Tuesday, 13 March 2012

Is it really any of

our business?
The media here in Australia is currently making a seven course meal out of the affairs of the Rinehart family. They happen to be extremely wealthy. There is a family trust and... well you can guess the rest. Apart from having some sympathy for Mama Rinehart who has worked hard and supported her children in the lifestyle to which we all believe we would like to become accustomed I am not interested. I should not be interested. It is none of my business.
I was once involved in a similarly messy situation. It was not by choice. I was asked to be present at an old fashioned "reading of a will". I was not, I hasten to add, a beneficiary.
The will contained some surprises, some big surprises. "Papa" was wealthy. His children clearly had big "expectations" - well, all but one of them. The older three had inherited money from their maternal grandfather's estate. They were - or should have been - at very least "comfortable". They always wanted more.
The youngest, born after the death of her maternal grandfather, had not shared in that inheritance. "Mama" had died some years before and her will had also been written in favour of the three eldest. She had never changed it. It is likely that she had never had any intention of changing it.
"Papa" had also handed out money to the three eldest from time to time. The money was supposed to be in form of "loans" but only the third child had made any attempt to pay any back.
The youngest child was the only one of the four who had done well at school. She went to university on scholarship. She had a job and, although she remained at home, she paid board and assisted her father in entertaining after her mother's death.

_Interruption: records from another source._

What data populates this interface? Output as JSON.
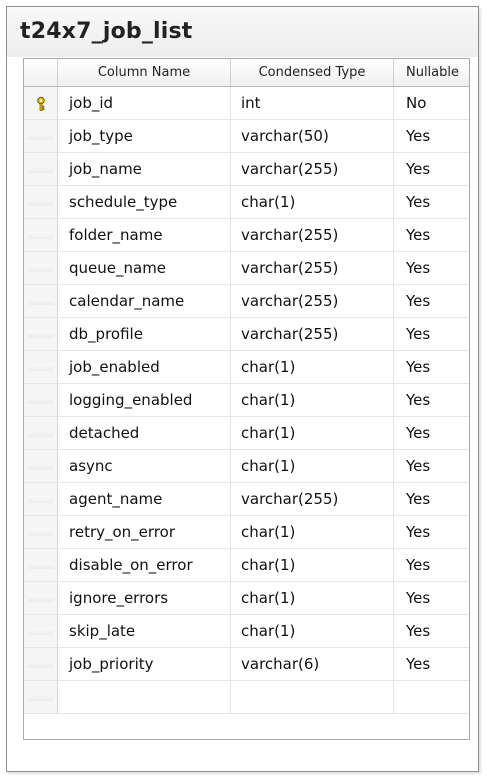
{
  "window": {
    "title": "t24x7_job_list"
  },
  "columns": {
    "name": "Column Name",
    "type": "Condensed Type",
    "nullable": "Nullable"
  },
  "rows": [
    {
      "name": "job_id",
      "type": "int",
      "nullable": "No",
      "primary_key": true
    },
    {
      "name": "job_type",
      "type": "varchar(50)",
      "nullable": "Yes"
    },
    {
      "name": "job_name",
      "type": "varchar(255)",
      "nullable": "Yes"
    },
    {
      "name": "schedule_type",
      "type": "char(1)",
      "nullable": "Yes"
    },
    {
      "name": "folder_name",
      "type": "varchar(255)",
      "nullable": "Yes"
    },
    {
      "name": "queue_name",
      "type": "varchar(255)",
      "nullable": "Yes"
    },
    {
      "name": "calendar_name",
      "type": "varchar(255)",
      "nullable": "Yes"
    },
    {
      "name": "db_profile",
      "type": "varchar(255)",
      "nullable": "Yes"
    },
    {
      "name": "job_enabled",
      "type": "char(1)",
      "nullable": "Yes"
    },
    {
      "name": "logging_enabled",
      "type": "char(1)",
      "nullable": "Yes"
    },
    {
      "name": "detached",
      "type": "char(1)",
      "nullable": "Yes"
    },
    {
      "name": "async",
      "type": "char(1)",
      "nullable": "Yes"
    },
    {
      "name": "agent_name",
      "type": "varchar(255)",
      "nullable": "Yes"
    },
    {
      "name": "retry_on_error",
      "type": "char(1)",
      "nullable": "Yes"
    },
    {
      "name": "disable_on_error",
      "type": "char(1)",
      "nullable": "Yes"
    },
    {
      "name": "ignore_errors",
      "type": "char(1)",
      "nullable": "Yes"
    },
    {
      "name": "skip_late",
      "type": "char(1)",
      "nullable": "Yes"
    },
    {
      "name": "job_priority",
      "type": "varchar(6)",
      "nullable": "Yes"
    },
    {
      "name": "",
      "type": "",
      "nullable": ""
    }
  ],
  "icons": {
    "primary_key": "key-icon"
  },
  "colors": {
    "key_fill": "#e6c200",
    "border": "#a9a9a9"
  }
}
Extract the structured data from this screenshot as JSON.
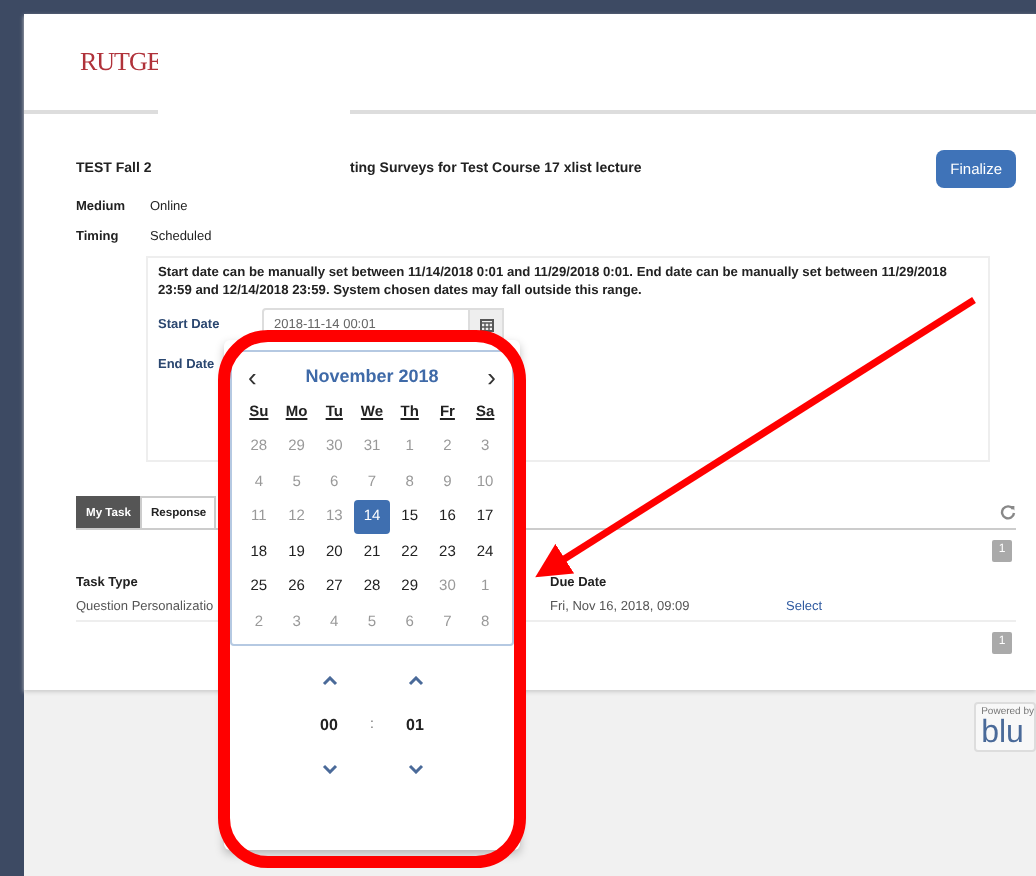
{
  "logo": {
    "text": "RUTGE"
  },
  "header": {
    "title_start": "TEST Fall 2",
    "title_end": "ting Surveys for Test Course 17 xlist lecture",
    "finalize_button": "Finalize"
  },
  "details": [
    {
      "label": "Medium",
      "value": "Online"
    },
    {
      "label": "Timing",
      "value": "Scheduled"
    }
  ],
  "date_range_note": "Start date can be manually set between 11/14/2018 0:01 and 11/29/2018 0:01. End date can be manually set between 11/29/2018 23:59 and 12/14/2018 23:59. System chosen dates may fall outside this range.",
  "start_date": {
    "label": "Start Date",
    "value": "2018-11-14 00:01"
  },
  "end_date": {
    "label": "End Date"
  },
  "tabs": [
    {
      "label": "My Task",
      "selected": true
    },
    {
      "label": "Response",
      "selected": false
    }
  ],
  "badges": [
    "1",
    "1"
  ],
  "table": {
    "columns": [
      "Task Type",
      "Due Date"
    ],
    "rows": [
      {
        "task_type": "Question Personalizatio",
        "due_date": "Fri, Nov 16, 2018, 09:09",
        "action": "Select"
      }
    ]
  },
  "footer": {
    "powered_by": "Powered by",
    "brand": "blu"
  },
  "date_picker": {
    "month": "November 2018",
    "prev": "‹",
    "next": "›",
    "weekdays": [
      "Su",
      "Mo",
      "Tu",
      "We",
      "Th",
      "Fr",
      "Sa"
    ],
    "weeks": [
      [
        {
          "day": "28",
          "disabled": true,
          "selected": false
        },
        {
          "day": "29",
          "disabled": true,
          "selected": false
        },
        {
          "day": "30",
          "disabled": true,
          "selected": false
        },
        {
          "day": "31",
          "disabled": true,
          "selected": false
        },
        {
          "day": "1",
          "disabled": true,
          "selected": false
        },
        {
          "day": "2",
          "disabled": true,
          "selected": false
        },
        {
          "day": "3",
          "disabled": true,
          "selected": false
        }
      ],
      [
        {
          "day": "4",
          "disabled": true,
          "selected": false
        },
        {
          "day": "5",
          "disabled": true,
          "selected": false
        },
        {
          "day": "6",
          "disabled": true,
          "selected": false
        },
        {
          "day": "7",
          "disabled": true,
          "selected": false
        },
        {
          "day": "8",
          "disabled": true,
          "selected": false
        },
        {
          "day": "9",
          "disabled": true,
          "selected": false
        },
        {
          "day": "10",
          "disabled": true,
          "selected": false
        }
      ],
      [
        {
          "day": "11",
          "disabled": true,
          "selected": false
        },
        {
          "day": "12",
          "disabled": true,
          "selected": false
        },
        {
          "day": "13",
          "disabled": true,
          "selected": false
        },
        {
          "day": "14",
          "disabled": false,
          "selected": true
        },
        {
          "day": "15",
          "disabled": false,
          "selected": false
        },
        {
          "day": "16",
          "disabled": false,
          "selected": false
        },
        {
          "day": "17",
          "disabled": false,
          "selected": false
        }
      ],
      [
        {
          "day": "18",
          "disabled": false,
          "selected": false
        },
        {
          "day": "19",
          "disabled": false,
          "selected": false
        },
        {
          "day": "20",
          "disabled": false,
          "selected": false
        },
        {
          "day": "21",
          "disabled": false,
          "selected": false
        },
        {
          "day": "22",
          "disabled": false,
          "selected": false
        },
        {
          "day": "23",
          "disabled": false,
          "selected": false
        },
        {
          "day": "24",
          "disabled": false,
          "selected": false
        }
      ],
      [
        {
          "day": "25",
          "disabled": false,
          "selected": false
        },
        {
          "day": "26",
          "disabled": false,
          "selected": false
        },
        {
          "day": "27",
          "disabled": false,
          "selected": false
        },
        {
          "day": "28",
          "disabled": false,
          "selected": false
        },
        {
          "day": "29",
          "disabled": false,
          "selected": false
        },
        {
          "day": "30",
          "disabled": true,
          "selected": false
        },
        {
          "day": "1",
          "disabled": true,
          "selected": false
        }
      ],
      [
        {
          "day": "2",
          "disabled": true,
          "selected": false
        },
        {
          "day": "3",
          "disabled": true,
          "selected": false
        },
        {
          "day": "4",
          "disabled": true,
          "selected": false
        },
        {
          "day": "5",
          "disabled": true,
          "selected": false
        },
        {
          "day": "6",
          "disabled": true,
          "selected": false
        },
        {
          "day": "7",
          "disabled": true,
          "selected": false
        },
        {
          "day": "8",
          "disabled": true,
          "selected": false
        }
      ]
    ],
    "time": {
      "hours": "00",
      "separator": ":",
      "minutes": "01"
    }
  }
}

People assumed that the youngest would at least benefit from her father's estate. She herself told me she had no such expectations. Her father had made it clear that he did not intend to make the same mistakes as he had before. She could earn her own living.
An organisation I was involved in received a handsome donation. It came with conditions they were happy to meet and I accepted it on their behalf. There were other similar bequests.  The older three children were not happy about this. They were most certainly not happy about the provisions their father had made for them or their children. They expected far more.
The youngest did not appear to get any of those things. There was a much smaller bequest to her.
The older three fought the provisions. They made life extremely difficult for their younger sibling. If she joined the action it was going to be much easier to fight the provisions. She refused to cooperate with them.
She told me, "My father asked me whether I wanted his money or my self-respect. I chose self-respect."
It was an attitude which got her everywhere. She married the son of the other Director and she now has a seat on the board.

1 comment:

Nicole MacDonald said...

Ooo I like that story :) Good on her, in the long run self-respect is all that really lasts.